TASK DIRECTIONS →
Quote the data below in full, minus the images.
■ ■ ■ ■
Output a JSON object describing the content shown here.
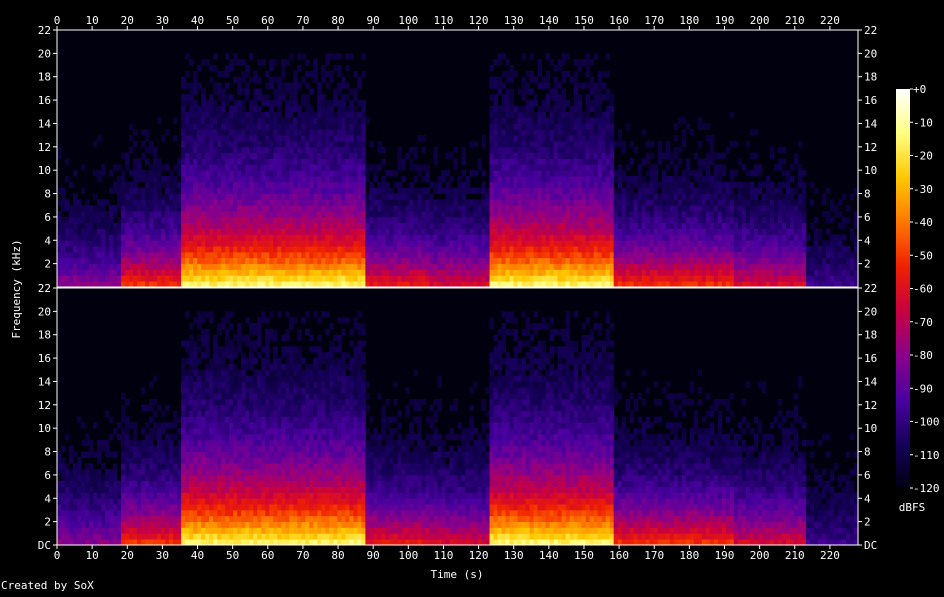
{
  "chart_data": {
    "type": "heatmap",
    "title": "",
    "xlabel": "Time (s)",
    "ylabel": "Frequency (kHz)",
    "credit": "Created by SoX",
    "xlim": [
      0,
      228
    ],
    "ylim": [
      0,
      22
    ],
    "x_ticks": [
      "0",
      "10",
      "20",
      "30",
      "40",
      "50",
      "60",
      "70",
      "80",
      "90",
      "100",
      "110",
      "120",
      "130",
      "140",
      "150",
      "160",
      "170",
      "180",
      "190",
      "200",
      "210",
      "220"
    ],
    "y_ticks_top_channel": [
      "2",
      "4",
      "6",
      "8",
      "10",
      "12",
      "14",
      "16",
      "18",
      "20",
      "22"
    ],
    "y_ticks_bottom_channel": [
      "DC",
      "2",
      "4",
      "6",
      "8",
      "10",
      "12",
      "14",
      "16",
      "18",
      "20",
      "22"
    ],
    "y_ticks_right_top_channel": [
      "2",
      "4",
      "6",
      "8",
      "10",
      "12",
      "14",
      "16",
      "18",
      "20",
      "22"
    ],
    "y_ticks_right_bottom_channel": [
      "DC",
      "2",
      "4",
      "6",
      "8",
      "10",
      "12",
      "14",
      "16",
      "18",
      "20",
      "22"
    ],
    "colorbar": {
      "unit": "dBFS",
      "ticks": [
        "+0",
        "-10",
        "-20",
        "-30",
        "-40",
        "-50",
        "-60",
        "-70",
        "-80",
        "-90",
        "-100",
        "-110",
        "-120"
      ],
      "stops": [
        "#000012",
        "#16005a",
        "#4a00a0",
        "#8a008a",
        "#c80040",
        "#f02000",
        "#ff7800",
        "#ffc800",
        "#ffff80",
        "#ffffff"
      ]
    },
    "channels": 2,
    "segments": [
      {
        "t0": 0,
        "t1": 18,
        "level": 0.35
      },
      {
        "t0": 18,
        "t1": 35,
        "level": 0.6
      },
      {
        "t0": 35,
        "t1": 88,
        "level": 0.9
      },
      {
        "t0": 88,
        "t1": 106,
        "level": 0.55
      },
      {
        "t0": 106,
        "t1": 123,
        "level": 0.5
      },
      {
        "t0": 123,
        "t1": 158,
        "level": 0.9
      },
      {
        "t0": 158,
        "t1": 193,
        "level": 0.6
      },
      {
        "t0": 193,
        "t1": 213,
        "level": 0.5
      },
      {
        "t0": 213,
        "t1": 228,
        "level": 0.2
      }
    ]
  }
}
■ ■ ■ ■
RESULT FOR THIS EXERCISE →
Output a JSON object describing the content shown here.
{
  "chart_data": {
    "type": "heatmap",
    "title": "",
    "xlabel": "Time (s)",
    "ylabel": "Frequency (kHz)",
    "credit": "Created by SoX",
    "xlim": [
      0,
      228
    ],
    "ylim": [
      0,
      22
    ],
    "x_ticks": [
      "0",
      "10",
      "20",
      "30",
      "40",
      "50",
      "60",
      "70",
      "80",
      "90",
      "100",
      "110",
      "120",
      "130",
      "140",
      "150",
      "160",
      "170",
      "180",
      "190",
      "200",
      "210",
      "220"
    ],
    "y_ticks_top_channel": [
      "2",
      "4",
      "6",
      "8",
      "10",
      "12",
      "14",
      "16",
      "18",
      "20",
      "22"
    ],
    "y_ticks_bottom_channel": [
      "DC",
      "2",
      "4",
      "6",
      "8",
      "10",
      "12",
      "14",
      "16",
      "18",
      "20",
      "22"
    ],
    "y_ticks_right_top_channel": [
      "2",
      "4",
      "6",
      "8",
      "10",
      "12",
      "14",
      "16",
      "18",
      "20",
      "22"
    ],
    "y_ticks_right_bottom_channel": [
      "DC",
      "2",
      "4",
      "6",
      "8",
      "10",
      "12",
      "14",
      "16",
      "18",
      "20",
      "22"
    ],
    "colorbar": {
      "unit": "dBFS",
      "ticks": [
        "+0",
        "-10",
        "-20",
        "-30",
        "-40",
        "-50",
        "-60",
        "-70",
        "-80",
        "-90",
        "-100",
        "-110",
        "-120"
      ],
      "stops": [
        "#000012",
        "#16005a",
        "#4a00a0",
        "#8a008a",
        "#c80040",
        "#f02000",
        "#ff7800",
        "#ffc800",
        "#ffff80",
        "#ffffff"
      ]
    },
    "channels": 2,
    "segments": [
      {
        "t0": 0,
        "t1": 18,
        "level": 0.35
      },
      {
        "t0": 18,
        "t1": 35,
        "level": 0.6
      },
      {
        "t0": 35,
        "t1": 88,
        "level": 0.9
      },
      {
        "t0": 88,
        "t1": 106,
        "level": 0.55
      },
      {
        "t0": 106,
        "t1": 123,
        "level": 0.5
      },
      {
        "t0": 123,
        "t1": 158,
        "level": 0.9
      },
      {
        "t0": 158,
        "t1": 193,
        "level": 0.6
      },
      {
        "t0": 193,
        "t1": 213,
        "level": 0.5
      },
      {
        "t0": 213,
        "t1": 228,
        "level": 0.2
      }
    ]
  }
}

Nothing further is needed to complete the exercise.